Within the material below, find each line bearing the word "title" and present it.
(Data records Opens)
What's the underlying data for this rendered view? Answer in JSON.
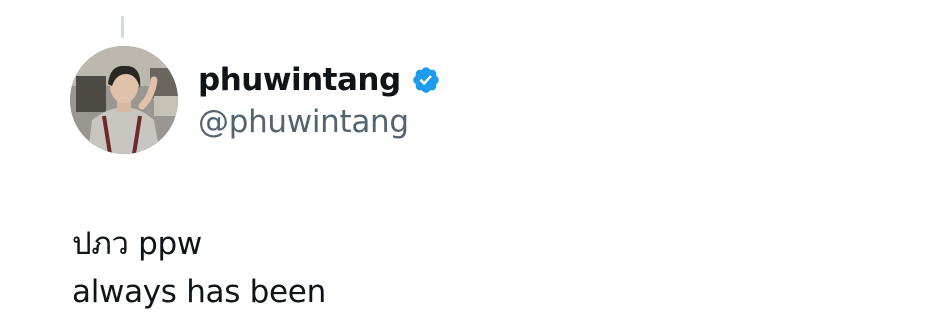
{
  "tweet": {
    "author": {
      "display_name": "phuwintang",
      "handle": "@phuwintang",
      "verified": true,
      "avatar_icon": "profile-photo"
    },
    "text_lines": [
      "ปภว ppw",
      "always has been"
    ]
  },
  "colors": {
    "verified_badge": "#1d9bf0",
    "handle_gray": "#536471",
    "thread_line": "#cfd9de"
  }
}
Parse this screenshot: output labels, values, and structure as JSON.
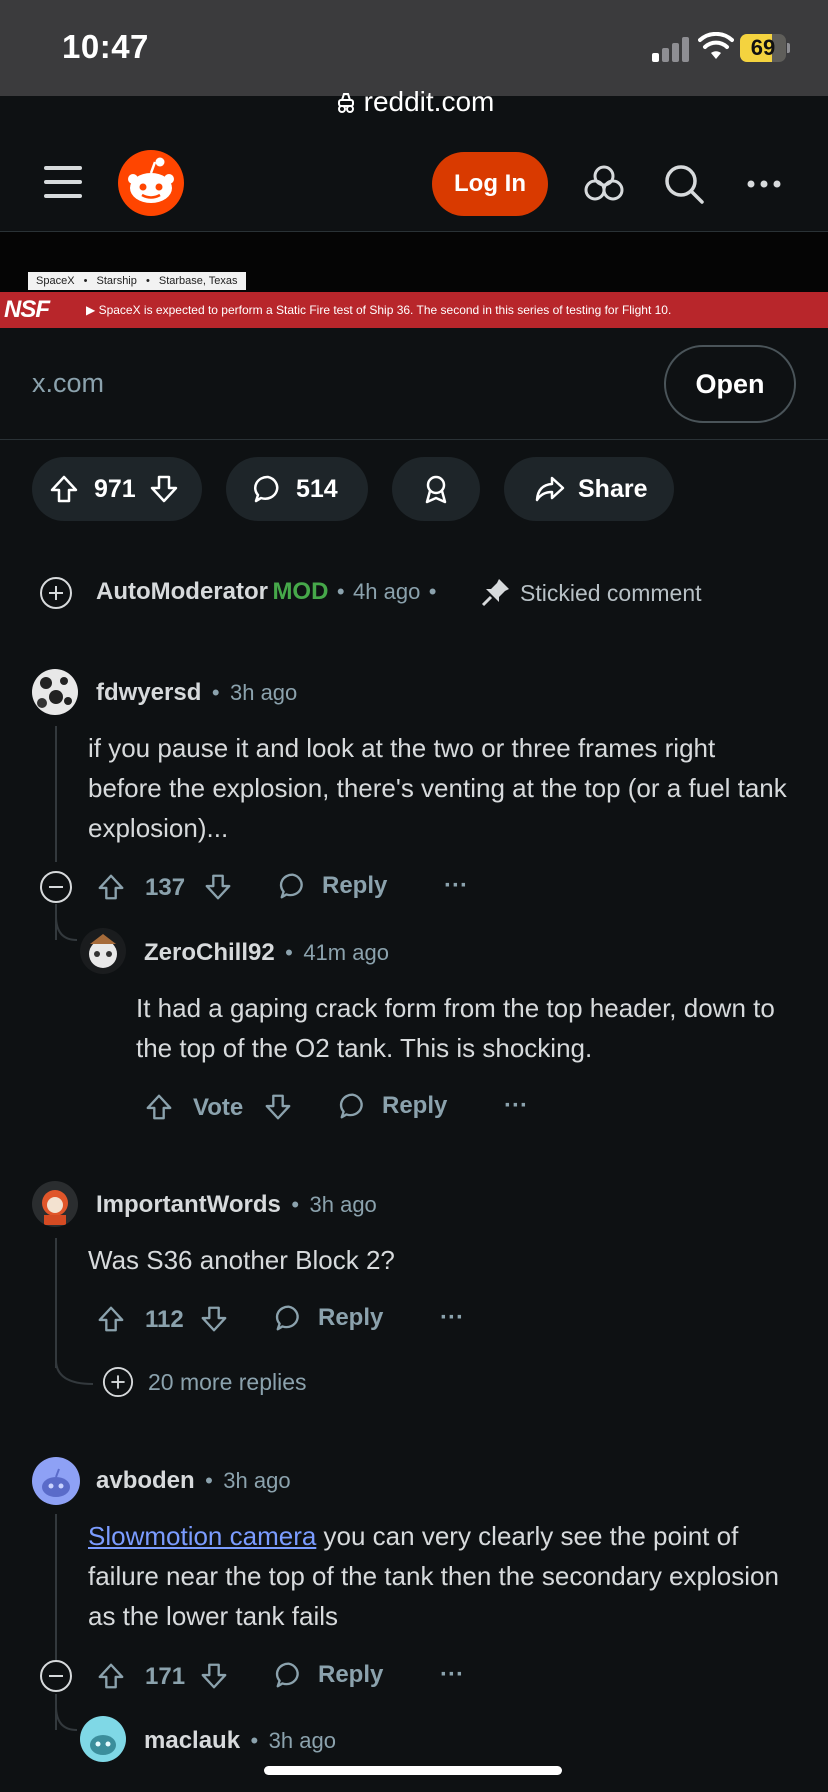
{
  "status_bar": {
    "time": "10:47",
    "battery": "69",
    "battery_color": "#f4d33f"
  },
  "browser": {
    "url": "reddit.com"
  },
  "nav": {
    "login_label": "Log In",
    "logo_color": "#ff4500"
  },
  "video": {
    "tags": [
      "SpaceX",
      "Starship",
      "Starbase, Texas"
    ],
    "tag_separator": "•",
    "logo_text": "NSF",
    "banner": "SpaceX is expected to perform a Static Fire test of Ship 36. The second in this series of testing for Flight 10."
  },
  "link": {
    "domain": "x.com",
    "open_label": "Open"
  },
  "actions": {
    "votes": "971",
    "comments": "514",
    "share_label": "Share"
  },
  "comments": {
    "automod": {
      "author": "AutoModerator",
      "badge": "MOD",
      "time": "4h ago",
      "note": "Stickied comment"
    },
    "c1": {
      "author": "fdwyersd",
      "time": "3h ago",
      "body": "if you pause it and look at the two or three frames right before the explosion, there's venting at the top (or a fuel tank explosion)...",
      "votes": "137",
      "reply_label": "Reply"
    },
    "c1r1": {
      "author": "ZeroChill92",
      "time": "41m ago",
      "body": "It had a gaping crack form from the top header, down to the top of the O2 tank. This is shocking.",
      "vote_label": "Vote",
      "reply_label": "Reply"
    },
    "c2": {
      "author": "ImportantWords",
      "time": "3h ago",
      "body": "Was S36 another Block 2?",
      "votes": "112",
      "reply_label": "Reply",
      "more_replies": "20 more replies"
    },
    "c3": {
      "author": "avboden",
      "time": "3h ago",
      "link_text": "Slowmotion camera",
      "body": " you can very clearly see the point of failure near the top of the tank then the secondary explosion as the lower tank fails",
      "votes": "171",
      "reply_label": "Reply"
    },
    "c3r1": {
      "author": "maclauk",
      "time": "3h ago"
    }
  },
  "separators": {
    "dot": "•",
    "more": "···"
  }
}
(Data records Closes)
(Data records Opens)
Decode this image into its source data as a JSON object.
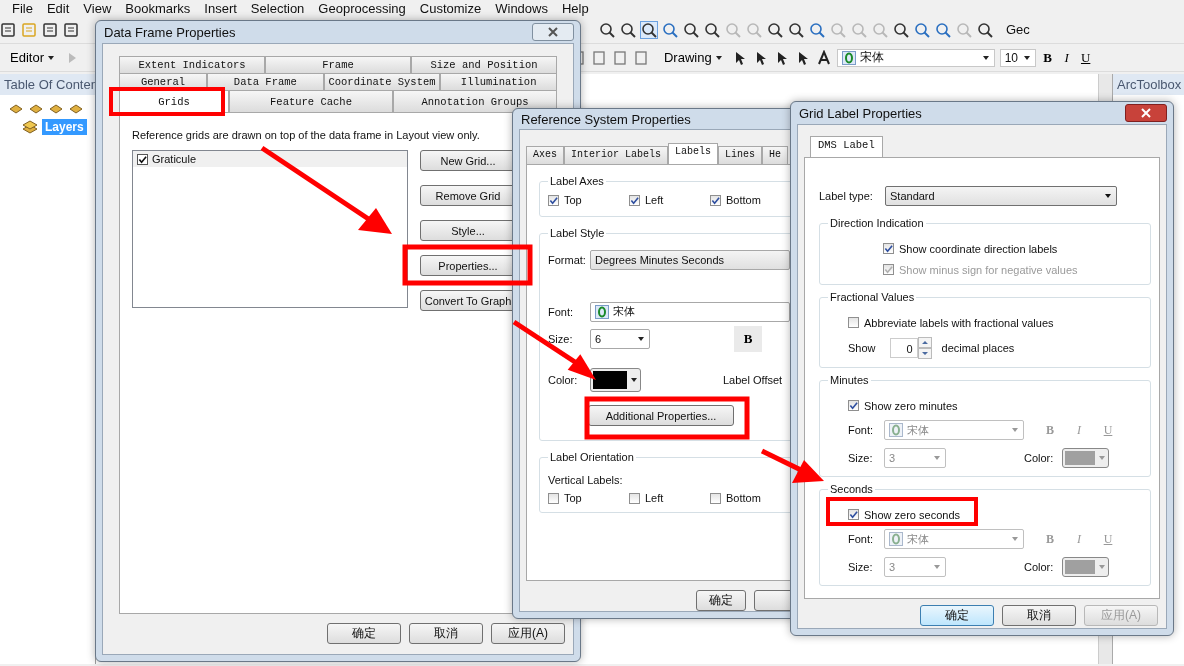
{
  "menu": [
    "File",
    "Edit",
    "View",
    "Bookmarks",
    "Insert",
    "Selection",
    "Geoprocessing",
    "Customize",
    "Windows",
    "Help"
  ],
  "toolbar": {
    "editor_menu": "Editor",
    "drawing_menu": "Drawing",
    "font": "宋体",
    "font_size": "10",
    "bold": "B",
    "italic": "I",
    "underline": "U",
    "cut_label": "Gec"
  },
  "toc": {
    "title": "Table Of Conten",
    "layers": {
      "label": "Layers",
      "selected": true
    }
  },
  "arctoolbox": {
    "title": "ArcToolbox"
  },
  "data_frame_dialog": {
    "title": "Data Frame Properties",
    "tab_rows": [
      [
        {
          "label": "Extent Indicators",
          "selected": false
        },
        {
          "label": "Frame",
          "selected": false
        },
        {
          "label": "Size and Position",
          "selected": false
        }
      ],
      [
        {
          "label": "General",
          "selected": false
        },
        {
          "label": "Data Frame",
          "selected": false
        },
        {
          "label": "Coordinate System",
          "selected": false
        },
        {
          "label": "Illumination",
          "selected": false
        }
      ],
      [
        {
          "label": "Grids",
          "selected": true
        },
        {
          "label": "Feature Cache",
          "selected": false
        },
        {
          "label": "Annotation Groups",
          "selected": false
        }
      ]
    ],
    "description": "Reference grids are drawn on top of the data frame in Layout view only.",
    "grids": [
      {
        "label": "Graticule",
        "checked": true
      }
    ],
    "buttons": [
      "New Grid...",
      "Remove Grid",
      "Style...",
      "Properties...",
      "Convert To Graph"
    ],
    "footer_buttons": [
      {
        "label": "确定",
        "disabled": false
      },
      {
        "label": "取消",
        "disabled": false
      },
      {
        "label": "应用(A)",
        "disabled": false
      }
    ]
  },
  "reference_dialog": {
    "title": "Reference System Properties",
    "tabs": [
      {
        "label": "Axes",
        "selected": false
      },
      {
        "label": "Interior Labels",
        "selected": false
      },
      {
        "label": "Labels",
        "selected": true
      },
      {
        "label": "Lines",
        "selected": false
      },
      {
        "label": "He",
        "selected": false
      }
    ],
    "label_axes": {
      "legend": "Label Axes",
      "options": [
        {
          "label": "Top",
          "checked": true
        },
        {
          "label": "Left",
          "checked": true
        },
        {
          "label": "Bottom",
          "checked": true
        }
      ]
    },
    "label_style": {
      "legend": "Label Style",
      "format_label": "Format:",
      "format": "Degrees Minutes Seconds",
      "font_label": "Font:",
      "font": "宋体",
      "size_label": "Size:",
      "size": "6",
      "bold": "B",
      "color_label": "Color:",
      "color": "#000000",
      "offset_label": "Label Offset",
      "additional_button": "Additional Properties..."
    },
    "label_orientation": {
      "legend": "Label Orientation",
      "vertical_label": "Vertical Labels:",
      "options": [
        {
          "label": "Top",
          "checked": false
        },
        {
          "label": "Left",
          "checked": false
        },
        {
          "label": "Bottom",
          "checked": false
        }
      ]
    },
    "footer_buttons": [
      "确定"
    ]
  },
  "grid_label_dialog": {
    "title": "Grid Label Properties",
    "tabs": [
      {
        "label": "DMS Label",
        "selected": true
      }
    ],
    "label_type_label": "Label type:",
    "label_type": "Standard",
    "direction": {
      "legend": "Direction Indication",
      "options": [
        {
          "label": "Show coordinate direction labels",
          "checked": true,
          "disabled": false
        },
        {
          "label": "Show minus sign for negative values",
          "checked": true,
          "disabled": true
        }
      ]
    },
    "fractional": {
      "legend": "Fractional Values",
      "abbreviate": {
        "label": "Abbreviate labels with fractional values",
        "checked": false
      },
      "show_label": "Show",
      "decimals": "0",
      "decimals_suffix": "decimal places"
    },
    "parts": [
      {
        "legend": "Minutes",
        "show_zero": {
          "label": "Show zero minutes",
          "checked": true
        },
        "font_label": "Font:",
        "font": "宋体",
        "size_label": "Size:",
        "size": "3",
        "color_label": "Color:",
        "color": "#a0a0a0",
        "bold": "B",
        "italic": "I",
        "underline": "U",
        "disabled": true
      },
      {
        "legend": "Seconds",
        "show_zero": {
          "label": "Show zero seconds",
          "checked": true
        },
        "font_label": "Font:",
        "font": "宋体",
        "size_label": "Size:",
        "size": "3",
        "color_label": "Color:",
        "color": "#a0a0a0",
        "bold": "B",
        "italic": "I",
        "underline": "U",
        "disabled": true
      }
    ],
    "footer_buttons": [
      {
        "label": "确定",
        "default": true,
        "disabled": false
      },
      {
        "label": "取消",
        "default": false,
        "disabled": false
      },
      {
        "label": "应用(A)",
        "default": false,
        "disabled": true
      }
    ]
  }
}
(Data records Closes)
Answer for the task:
    "title": "Table Of Conten",
    "title": "ArcToolbox"
    "title": "Data Frame Properties",
    "title": "Reference System Properties",
    "title": "Grid Label Properties",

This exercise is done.